EGYPT: Historians have unearthed a huge beer brewery in Abydos, Egypt that dates back to 5,000 years ago. According to the reports, it is believed that around 3150 BC to 2612 BC, Egypt was under the reign of King Narmer. Abydos is the necropolis of ancient Egypt where all the old and treasured monuments are collectively found.
In the vast beer production zone, the remains of 40 giant earthenware pots were unearthed. The factory is believed to have been divided into 8 units and was laid out in two rows withal. Each unit is about 20 meters long and 2.5 meters wide. Moreover, the discovered pots were assumably used for heating grains and water together.
In addition, the primitive factory perhaps provided mind-altering booze to all the major cities in ancient Egypt.
The 40 pottery vats altogether had the capacity to make more than 22,400 liters of beer at a time.
Prominence of beer in the Ancient Egyptian lifestyle
The discovery in Abydos, one of the oldest cities in Egypt withstands the statement of ancient Egypt being the first civilizations to perfect the art of brewing beer. Beer has been a part of Egypt not only as food but also as part of their rituals.
Tenenit is regarded as the ‘Goddess of beer’ in Egypt. Interestingly, the most popular beer in Egypt was Hequet, a honey-flavored beverage.
According to the historians, Egyptians from ancient times discovered beer and didn’t invent it.
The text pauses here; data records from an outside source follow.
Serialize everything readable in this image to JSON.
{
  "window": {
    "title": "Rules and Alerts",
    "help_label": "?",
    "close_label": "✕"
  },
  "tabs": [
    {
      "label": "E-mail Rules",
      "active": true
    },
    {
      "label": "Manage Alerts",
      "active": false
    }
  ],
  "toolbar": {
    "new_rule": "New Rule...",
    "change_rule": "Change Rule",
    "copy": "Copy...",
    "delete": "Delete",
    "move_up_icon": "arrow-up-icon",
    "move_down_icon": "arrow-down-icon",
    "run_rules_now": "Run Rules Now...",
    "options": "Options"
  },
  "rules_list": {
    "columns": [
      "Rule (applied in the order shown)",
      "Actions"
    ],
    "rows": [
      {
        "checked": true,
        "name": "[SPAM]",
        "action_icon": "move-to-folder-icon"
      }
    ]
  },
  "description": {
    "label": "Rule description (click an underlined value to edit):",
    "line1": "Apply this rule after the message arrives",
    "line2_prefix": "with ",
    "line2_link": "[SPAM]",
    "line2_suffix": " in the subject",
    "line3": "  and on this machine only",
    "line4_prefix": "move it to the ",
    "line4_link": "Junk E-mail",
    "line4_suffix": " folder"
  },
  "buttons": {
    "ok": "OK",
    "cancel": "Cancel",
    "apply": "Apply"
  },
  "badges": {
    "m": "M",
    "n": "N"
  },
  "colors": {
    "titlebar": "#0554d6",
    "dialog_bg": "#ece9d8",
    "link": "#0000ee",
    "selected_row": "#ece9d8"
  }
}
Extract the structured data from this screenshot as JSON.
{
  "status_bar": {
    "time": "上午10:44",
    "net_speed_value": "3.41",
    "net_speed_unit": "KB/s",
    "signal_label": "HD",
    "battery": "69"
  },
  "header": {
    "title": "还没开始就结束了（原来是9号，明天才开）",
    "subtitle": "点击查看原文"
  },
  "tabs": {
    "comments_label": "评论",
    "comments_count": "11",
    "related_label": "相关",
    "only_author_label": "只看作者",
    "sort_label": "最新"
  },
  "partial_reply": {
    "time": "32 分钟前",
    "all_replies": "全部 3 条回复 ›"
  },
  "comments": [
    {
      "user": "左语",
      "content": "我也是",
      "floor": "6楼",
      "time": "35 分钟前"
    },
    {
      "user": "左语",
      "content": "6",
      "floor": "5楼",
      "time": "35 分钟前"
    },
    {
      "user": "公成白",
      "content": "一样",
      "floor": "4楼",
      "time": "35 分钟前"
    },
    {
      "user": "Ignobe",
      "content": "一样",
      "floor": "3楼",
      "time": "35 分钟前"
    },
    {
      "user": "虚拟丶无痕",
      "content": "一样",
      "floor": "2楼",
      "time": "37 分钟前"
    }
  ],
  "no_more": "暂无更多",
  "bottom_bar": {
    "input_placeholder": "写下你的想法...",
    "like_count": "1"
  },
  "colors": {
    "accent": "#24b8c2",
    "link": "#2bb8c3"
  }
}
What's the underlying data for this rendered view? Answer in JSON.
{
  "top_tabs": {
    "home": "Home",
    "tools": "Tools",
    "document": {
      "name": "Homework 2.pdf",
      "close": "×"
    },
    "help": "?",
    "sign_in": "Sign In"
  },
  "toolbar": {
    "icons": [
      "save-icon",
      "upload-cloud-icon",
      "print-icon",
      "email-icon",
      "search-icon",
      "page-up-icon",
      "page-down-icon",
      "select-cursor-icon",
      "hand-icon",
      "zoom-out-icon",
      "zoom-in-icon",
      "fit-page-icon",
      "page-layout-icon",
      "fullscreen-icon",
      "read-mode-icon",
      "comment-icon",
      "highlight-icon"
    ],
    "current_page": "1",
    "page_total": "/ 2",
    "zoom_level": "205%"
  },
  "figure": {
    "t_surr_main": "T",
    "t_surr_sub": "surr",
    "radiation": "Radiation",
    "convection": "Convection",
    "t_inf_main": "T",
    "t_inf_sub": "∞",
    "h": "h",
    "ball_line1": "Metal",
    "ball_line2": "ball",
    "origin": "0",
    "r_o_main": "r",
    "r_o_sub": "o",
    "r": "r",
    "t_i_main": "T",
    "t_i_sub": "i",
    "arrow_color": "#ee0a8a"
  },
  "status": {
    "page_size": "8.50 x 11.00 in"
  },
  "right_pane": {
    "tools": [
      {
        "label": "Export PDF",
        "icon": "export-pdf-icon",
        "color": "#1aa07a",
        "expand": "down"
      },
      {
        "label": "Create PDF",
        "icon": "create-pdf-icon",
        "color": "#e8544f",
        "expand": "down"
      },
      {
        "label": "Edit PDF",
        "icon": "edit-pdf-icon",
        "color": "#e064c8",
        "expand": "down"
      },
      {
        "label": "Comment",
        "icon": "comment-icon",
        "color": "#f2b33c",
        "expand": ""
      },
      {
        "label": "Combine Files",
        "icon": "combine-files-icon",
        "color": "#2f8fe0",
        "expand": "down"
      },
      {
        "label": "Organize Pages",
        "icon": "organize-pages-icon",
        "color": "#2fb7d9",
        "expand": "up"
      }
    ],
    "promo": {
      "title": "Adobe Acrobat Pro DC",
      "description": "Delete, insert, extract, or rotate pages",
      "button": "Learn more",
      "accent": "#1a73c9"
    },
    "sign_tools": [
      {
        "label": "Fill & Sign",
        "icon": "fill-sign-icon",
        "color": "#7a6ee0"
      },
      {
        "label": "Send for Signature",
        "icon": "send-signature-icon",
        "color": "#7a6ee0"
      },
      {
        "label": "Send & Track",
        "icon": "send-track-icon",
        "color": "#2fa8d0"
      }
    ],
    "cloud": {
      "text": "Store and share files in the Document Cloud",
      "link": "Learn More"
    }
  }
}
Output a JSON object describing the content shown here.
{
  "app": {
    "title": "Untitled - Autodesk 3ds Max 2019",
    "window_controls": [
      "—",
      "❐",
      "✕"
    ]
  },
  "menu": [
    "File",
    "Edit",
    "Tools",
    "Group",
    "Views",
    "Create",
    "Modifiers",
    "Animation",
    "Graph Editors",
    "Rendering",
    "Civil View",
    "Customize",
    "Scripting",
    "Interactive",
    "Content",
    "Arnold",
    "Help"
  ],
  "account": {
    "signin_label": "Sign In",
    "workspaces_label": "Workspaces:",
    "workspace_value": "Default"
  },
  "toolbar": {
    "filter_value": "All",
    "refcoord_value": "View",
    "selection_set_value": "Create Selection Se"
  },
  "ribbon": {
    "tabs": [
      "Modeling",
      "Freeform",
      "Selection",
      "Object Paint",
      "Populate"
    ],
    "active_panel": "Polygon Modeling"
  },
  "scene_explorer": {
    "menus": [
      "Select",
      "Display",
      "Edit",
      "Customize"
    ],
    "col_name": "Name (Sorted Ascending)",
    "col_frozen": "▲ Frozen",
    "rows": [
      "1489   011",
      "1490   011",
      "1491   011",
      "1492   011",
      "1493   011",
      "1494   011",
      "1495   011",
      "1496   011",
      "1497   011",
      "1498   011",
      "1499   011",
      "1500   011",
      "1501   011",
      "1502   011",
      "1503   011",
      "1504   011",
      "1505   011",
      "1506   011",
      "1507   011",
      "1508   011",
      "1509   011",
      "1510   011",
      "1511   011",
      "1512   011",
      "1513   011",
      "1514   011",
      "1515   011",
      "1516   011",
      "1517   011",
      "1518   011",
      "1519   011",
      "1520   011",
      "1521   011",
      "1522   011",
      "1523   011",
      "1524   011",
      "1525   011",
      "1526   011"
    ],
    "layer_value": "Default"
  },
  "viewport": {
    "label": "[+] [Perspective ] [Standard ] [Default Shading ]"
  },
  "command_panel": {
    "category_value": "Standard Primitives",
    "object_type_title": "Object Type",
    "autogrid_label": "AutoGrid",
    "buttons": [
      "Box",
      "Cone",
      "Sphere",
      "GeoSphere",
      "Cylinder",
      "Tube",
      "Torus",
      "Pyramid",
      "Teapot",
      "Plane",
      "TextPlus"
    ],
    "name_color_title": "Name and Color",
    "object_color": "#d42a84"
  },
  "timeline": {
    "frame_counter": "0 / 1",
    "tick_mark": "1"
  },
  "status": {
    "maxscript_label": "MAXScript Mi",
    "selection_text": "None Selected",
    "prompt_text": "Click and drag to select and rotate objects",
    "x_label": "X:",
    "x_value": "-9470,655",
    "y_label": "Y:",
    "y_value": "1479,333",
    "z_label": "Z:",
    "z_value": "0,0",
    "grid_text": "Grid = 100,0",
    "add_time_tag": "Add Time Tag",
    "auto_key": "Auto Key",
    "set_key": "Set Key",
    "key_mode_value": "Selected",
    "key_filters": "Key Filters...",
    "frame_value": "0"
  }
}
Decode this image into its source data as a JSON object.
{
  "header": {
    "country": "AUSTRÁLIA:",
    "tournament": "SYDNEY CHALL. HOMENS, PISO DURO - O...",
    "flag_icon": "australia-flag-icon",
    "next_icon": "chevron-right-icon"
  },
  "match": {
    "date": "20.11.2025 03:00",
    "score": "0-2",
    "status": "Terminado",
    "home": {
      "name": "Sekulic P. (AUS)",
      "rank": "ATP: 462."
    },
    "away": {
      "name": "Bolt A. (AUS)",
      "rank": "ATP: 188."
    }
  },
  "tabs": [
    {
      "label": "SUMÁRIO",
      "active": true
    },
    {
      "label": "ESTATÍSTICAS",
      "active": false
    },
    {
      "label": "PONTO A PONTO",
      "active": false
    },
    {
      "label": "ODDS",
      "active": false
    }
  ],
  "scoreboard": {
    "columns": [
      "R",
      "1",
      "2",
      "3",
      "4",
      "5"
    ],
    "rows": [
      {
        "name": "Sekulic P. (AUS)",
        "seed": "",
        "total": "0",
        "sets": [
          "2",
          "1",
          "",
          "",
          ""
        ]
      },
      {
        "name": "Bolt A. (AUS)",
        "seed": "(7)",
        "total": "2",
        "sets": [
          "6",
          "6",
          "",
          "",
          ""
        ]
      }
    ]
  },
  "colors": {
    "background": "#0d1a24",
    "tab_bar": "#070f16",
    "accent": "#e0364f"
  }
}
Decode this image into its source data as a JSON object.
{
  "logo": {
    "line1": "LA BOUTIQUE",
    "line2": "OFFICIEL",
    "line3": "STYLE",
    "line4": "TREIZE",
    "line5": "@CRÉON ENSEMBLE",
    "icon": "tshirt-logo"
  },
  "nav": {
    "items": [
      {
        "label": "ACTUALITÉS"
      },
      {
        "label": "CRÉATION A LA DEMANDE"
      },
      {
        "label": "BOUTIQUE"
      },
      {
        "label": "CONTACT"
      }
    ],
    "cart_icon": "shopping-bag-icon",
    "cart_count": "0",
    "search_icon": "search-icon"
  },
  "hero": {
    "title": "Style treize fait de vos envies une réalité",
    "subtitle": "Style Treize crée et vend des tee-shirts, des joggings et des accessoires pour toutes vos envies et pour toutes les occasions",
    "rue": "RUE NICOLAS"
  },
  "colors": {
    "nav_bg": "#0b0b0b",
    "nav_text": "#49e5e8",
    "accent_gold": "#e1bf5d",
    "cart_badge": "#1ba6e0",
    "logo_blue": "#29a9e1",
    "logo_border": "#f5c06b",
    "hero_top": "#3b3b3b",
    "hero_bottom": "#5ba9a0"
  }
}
The process that is now called beer brewing began in Mesopotamia at the Godin Tepe settlement, now in modern time Iraq. Dating back to 3500 BC to 3100 BC. Similar to the brewing method in Mesopotamia, in Egypt, women initiated the brewing process in their own homes. They produced a thick product, which was then brewed by the men in the brewery.